The Food and Drug Administration has chosen Fitbit, Apple, Samsung and Alphabet’s life sciences unit Verily to participate in a trial program. It intends that the program will give allowance for the various companies to skip certain regulations to expedite innovation.
A large number of companies will be in a position to pre-clear the complex approval processes as well as the typical months-long standard applications. The program will be crucial towards enabling most of the companies to introduce their products to the market much quicker. Most of these providers deeply invested in the development of new digital health technology devices and apps.
Both Fitbit and Apple have in the recent years tackled the widespread medical conditions through their wearables. Cupertino-based Apple is collaborating with the Stanford School of Medicine. By the end they hope to succeed in offering a solution to assist in the detection of abnormalities in the heart’s rhythm. On the other hand, the San Francisco-based Fitbit has involved itself in seeking out solutions to assist in the detection of sleep apnea.
FDA Commissioner Dr. Scott Gottlieb on Tuesday attended a Conference in San Jose where he announced the program.
He opined, “We need to modernize our regulatory framework so that it matches the kind of innovation we’re being asked to evaluate. These pilot participants will help the agency shape a better approach toward digital health technology that focuses on the software developer.”
Through the pilot program, the FDA is looking forward to collecting information from the provider’s about performance indicators for precertification.

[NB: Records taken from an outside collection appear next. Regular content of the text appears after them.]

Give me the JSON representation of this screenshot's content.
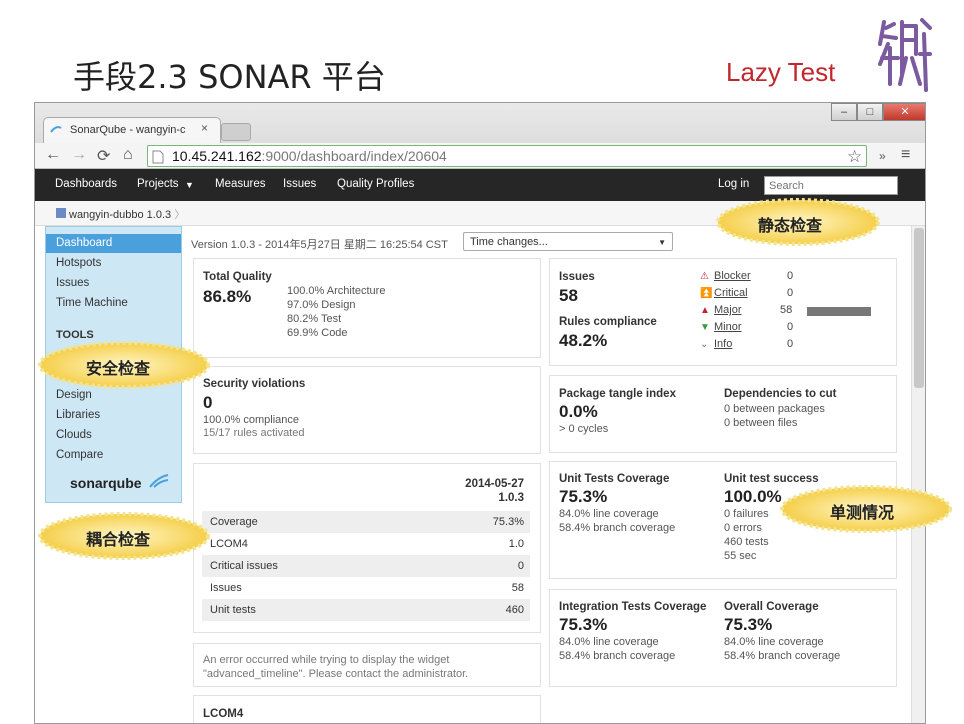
{
  "slide": {
    "title": "手段2.3  SONAR 平台",
    "brand": "Lazy Test"
  },
  "browser": {
    "tab_title": "SonarQube - wangyin-c",
    "url_host": "10.45.241.162",
    "url_rest": ":9000/dashboard/index/20604",
    "win_min": "‒",
    "win_max": "□",
    "win_close": "✕"
  },
  "nav": {
    "dashboards": "Dashboards",
    "projects": "Projects",
    "measures": "Measures",
    "issues": "Issues",
    "quality_profiles": "Quality Profiles",
    "login": "Log in",
    "search_placeholder": "Search"
  },
  "breadcrumb": "wangyin-dubbo 1.0.3",
  "sidebar": {
    "items": [
      "Dashboard",
      "Hotspots",
      "Issues",
      "Time Machine"
    ],
    "tools_header": "TOOLS",
    "tools": [
      "Design",
      "Libraries",
      "Clouds",
      "Compare"
    ],
    "logo": "sonarqube"
  },
  "version_line": "Version 1.0.3 - 2014年5月27日 星期二 16:25:54 CST",
  "time_changes": "Time changes...",
  "quality": {
    "label": "Total Quality",
    "value": "86.8%",
    "lines": [
      "100.0% Architecture",
      "97.0% Design",
      "80.2% Test",
      "69.9% Code"
    ]
  },
  "security": {
    "label": "Security violations",
    "value": "0",
    "compliance": "100.0% compliance",
    "rules": "15/17 rules activated"
  },
  "hist": {
    "date": "2014-05-27",
    "version": "1.0.3",
    "rows": [
      {
        "k": "Coverage",
        "v": "75.3%"
      },
      {
        "k": "LCOM4",
        "v": "1.0"
      },
      {
        "k": "Critical issues",
        "v": "0"
      },
      {
        "k": "Issues",
        "v": "58"
      },
      {
        "k": "Unit tests",
        "v": "460"
      }
    ]
  },
  "error_msg": {
    "l1": "An error occurred while trying to display the widget",
    "l2": "\"advanced_timeline\". Please contact the administrator."
  },
  "lcom_label": "LCOM4",
  "issues": {
    "label": "Issues",
    "value": "58",
    "rules_label": "Rules compliance",
    "rules_value": "48.2%",
    "severities": [
      {
        "name": "Blocker",
        "count": "0"
      },
      {
        "name": "Critical",
        "count": "0"
      },
      {
        "name": "Major",
        "count": "58"
      },
      {
        "name": "Minor",
        "count": "0"
      },
      {
        "name": "Info",
        "count": "0"
      }
    ]
  },
  "tangle": {
    "label": "Package tangle index",
    "value": "0.0%",
    "cycles": "> 0 cycles",
    "dep_label": "Dependencies to cut",
    "dep1": "0 between packages",
    "dep2": "0 between files"
  },
  "unit": {
    "label": "Unit Tests Coverage",
    "value": "75.3%",
    "line": "84.0% line coverage",
    "branch": "58.4% branch coverage",
    "success_label": "Unit test success",
    "success_value": "100.0%",
    "failures": "0 failures",
    "errors": "0 errors",
    "tests": "460 tests",
    "time": "55 sec"
  },
  "integ": {
    "label": "Integration Tests Coverage",
    "value": "75.3%",
    "line": "84.0% line coverage",
    "branch": "58.4% branch coverage",
    "overall_label": "Overall Coverage",
    "overall_value": "75.3%",
    "overall_line": "84.0% line coverage",
    "overall_branch": "58.4% branch coverage"
  },
  "callouts": {
    "static": "静态检查",
    "security": "安全检查",
    "coupling": "耦合检查",
    "unit": "单测情况"
  },
  "colors": {
    "accent": "#4aa0dc",
    "nav_bg": "#262626",
    "brand": "#c0282e",
    "callout": "#f9e27a"
  }
}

With well designed criteria in the future, precertified providers may soon be in a position to submit less information to the FDA than is currently required for approval.
Journalists tried reaching out to the Apple in the hope that it would make its comments in relation to the matter. Unfortunately, it did not give an immediate response. Fitbit CEO James Park resorted to Twitter in celebrating his company making the cut. A lot of the interested parties will be watching closely to see the progress the companies make.